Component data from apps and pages

++++++++++++++++++++

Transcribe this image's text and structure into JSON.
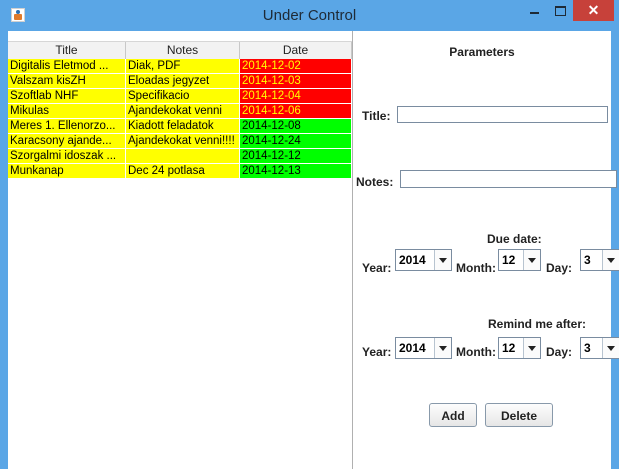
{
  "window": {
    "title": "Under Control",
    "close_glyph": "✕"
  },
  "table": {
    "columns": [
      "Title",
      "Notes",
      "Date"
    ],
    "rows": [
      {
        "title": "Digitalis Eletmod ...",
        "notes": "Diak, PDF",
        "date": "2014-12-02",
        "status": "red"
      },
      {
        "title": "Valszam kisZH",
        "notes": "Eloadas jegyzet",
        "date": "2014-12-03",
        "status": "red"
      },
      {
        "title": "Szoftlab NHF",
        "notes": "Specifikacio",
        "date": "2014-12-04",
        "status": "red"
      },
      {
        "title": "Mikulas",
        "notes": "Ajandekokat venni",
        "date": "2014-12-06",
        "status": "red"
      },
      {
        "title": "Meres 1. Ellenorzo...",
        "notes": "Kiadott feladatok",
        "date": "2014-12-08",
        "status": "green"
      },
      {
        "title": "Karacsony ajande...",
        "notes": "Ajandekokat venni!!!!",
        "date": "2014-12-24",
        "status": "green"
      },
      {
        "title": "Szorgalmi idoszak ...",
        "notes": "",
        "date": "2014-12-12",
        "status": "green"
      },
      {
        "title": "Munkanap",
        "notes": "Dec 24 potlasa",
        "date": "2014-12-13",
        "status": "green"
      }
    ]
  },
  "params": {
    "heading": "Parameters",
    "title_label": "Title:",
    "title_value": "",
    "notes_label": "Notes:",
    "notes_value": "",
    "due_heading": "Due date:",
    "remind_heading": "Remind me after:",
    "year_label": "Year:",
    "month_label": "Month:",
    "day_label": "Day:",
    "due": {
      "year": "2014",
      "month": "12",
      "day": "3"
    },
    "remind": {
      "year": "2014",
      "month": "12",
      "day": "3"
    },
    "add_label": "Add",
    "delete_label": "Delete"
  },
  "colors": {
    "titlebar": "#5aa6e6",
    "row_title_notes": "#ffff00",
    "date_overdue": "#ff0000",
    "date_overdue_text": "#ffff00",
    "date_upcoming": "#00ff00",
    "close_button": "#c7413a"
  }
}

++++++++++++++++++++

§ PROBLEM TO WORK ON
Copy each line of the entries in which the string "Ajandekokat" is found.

§ THE COMPLETED TASK
        "notes": "Ajandekokat venni",
        "notes": "Ajandekokat venni!!!!",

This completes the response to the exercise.